The short-term deal will assure long-term overspending
Independent voices from the The Washington Times Communities
Topic - John Sopko
An Afghan company with ties to the Taliban gained access to a detention facility located on a NATO air base because of poor U.S. government communication and inaction by the U.S. Army, according to the U.S. special inspector general in Afghanistan.
An Afghan company with ties to the Taliban gained access to a detention facility located on a NATO airbase because of poor U.S. government communication and inaction by the U.S. Army, according to the U.S. special inspector general in Afghanistan.
A Pentagon program to prevent the planting of Improvised Explosive Devices, or IEDs, in Afghanistan spent $32 million but doesn’t know if the devices are functioning or were even installed, an investigation by the U.S. top Afghan watchdog found.
The U.S. military in Afghanistan spent $32 million to prevent Improvised Explosive Device attacks after more than 600 troops were killed, but brass has no proof the pricey effort was effective — or even implemented.
A school and education training facility built by U.S.-led forces pose a danger to Afghan students and teachers, including one building that could collapse without warning, the chief American watchdog inside the country warns.
Afghanistan's cash-strapped government has levied nearly $1 billion in suspect taxes and fees on U.S.-funded reconstruction projects and military contractors over the past five years, often in violation of bilateral agreements with Washington, a new audit by a U.S. government watchdog found.
A watchdog in charge of tracking how taxpayer dollars are spent in Afghanistan accused the U.S. government of trying to keep him quiet so that the White House isn't embarrassed by waste and fraud reports.
The chief U.S. watchdog in Afghanistan says he is deeply concerned about the ability of the Afghan military to take over security responsibility when U.S. troops withdraw next year and warned the country could once again become a safe haven for terrorists.
Hospitals that Americans are building to serve local populations in Afghanistan may not be sustainable after U.S. troops leave the country in 2014, the chief U.S. watchdog for Afghan recontruction bluntly warns.
Talk about burning taxpayer money!
The U.S. government may have awarded taxpayer-funded contracts to terrorists and those who support the insurgency in Afghanistan, according to an audit issued Thursday by the Special Inspector General for Afghanistan Reconstruction (SIGAR).
The chief U.S. watchdog in Afghanistan has taken the rare step of issuing a public warning about the safety of structures that Americans built for the Afghan military after the U.S. Army refused to replace flammable materials already linked to three fires.
“If you build it, they will come,” is a famous quote from the 1989 movie Field of Dreams. But in Afghanistan, the United States is asking itself the opposite question. What if you build it, and nobody shows?

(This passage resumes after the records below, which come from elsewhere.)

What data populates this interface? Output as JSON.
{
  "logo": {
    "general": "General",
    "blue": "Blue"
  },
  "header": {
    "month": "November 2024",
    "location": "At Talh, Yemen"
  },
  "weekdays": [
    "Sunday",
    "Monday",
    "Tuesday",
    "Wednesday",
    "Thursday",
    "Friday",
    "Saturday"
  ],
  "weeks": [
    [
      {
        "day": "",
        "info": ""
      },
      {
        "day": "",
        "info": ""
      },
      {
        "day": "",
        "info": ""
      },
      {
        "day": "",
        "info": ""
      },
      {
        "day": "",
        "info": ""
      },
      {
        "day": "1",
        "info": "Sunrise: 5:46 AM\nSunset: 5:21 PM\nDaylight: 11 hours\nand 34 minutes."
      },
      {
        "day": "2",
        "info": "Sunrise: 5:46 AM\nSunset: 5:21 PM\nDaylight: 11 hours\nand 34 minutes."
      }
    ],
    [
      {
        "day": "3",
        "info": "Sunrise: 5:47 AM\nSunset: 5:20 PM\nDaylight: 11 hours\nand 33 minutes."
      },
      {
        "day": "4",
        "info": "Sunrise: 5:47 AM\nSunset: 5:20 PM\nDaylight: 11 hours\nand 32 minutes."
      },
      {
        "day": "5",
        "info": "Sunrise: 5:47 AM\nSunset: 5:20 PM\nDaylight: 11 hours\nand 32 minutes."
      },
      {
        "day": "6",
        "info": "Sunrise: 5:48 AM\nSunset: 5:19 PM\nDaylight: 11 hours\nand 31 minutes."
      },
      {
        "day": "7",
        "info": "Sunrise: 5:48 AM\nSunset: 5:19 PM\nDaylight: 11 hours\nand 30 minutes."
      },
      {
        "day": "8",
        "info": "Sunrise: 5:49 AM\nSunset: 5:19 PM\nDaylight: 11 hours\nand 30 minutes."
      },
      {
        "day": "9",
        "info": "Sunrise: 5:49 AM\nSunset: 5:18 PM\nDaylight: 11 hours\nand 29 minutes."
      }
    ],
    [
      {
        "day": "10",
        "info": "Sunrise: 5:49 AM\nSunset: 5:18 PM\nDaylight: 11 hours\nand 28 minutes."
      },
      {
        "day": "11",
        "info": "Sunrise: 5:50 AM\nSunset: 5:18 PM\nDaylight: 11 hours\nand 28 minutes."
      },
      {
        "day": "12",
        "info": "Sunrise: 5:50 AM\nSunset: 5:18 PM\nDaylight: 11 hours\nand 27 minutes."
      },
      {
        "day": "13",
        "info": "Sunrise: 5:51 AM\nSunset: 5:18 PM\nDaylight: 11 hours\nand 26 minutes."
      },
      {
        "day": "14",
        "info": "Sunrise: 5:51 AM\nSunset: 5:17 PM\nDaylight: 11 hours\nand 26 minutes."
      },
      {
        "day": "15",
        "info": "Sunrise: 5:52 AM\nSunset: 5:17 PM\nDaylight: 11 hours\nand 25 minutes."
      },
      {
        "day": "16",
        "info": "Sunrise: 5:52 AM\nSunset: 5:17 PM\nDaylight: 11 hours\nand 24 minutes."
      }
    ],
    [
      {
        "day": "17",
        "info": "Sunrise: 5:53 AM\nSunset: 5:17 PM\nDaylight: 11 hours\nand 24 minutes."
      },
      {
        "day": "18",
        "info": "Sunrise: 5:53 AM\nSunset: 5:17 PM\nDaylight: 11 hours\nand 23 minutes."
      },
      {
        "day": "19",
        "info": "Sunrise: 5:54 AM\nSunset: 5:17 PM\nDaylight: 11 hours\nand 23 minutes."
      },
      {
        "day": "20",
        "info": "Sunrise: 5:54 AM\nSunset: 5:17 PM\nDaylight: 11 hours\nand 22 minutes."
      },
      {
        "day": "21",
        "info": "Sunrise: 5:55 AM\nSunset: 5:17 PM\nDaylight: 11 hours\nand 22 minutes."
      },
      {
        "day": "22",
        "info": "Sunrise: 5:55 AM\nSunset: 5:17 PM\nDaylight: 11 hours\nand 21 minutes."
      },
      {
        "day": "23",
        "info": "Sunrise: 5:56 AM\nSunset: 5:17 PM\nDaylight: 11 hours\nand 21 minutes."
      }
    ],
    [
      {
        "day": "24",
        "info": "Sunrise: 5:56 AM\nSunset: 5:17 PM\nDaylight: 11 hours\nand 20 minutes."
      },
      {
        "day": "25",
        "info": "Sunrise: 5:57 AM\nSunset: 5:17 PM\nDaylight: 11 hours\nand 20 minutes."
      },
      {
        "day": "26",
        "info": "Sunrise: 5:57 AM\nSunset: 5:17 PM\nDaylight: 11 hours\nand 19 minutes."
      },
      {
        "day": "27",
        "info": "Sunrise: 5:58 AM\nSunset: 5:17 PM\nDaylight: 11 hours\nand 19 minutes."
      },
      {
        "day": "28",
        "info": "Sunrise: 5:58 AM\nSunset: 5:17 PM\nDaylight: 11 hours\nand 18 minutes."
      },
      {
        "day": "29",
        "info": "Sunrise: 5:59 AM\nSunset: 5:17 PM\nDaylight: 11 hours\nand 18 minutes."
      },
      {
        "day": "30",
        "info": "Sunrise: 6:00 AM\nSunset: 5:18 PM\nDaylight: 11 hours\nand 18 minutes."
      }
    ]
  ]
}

The government's chief watchdog for Afghanistan reconstruction said that billions of dollars continue to be lost due to corruption and fraud, and expressed concerns that U.S. funding is unwittingly helping Iran.
Tee Hee, Oddjob and Jaws are just a few of the best evil lackeys to challenge the mighty 007.
"Based on the evidence available in these cases, the Army's position is legally dubious, contrary to good public policy and contrary to our security goals in Afghanistan. I urge you to address this flawed approach to protecting U.S. taxpayer interests and work with [the inspector general] to bring common sense to the Army's suspension and debarment program," Mr. Sopko said in his letter.
U.S. and coalition officials need to review companies designated as threats and ban those identified as supporters of the insurgency, the inspector general, John Sopko, wrote to Defense Secretary Chuck Hagel in a Nov. 8 letter released Wednesday.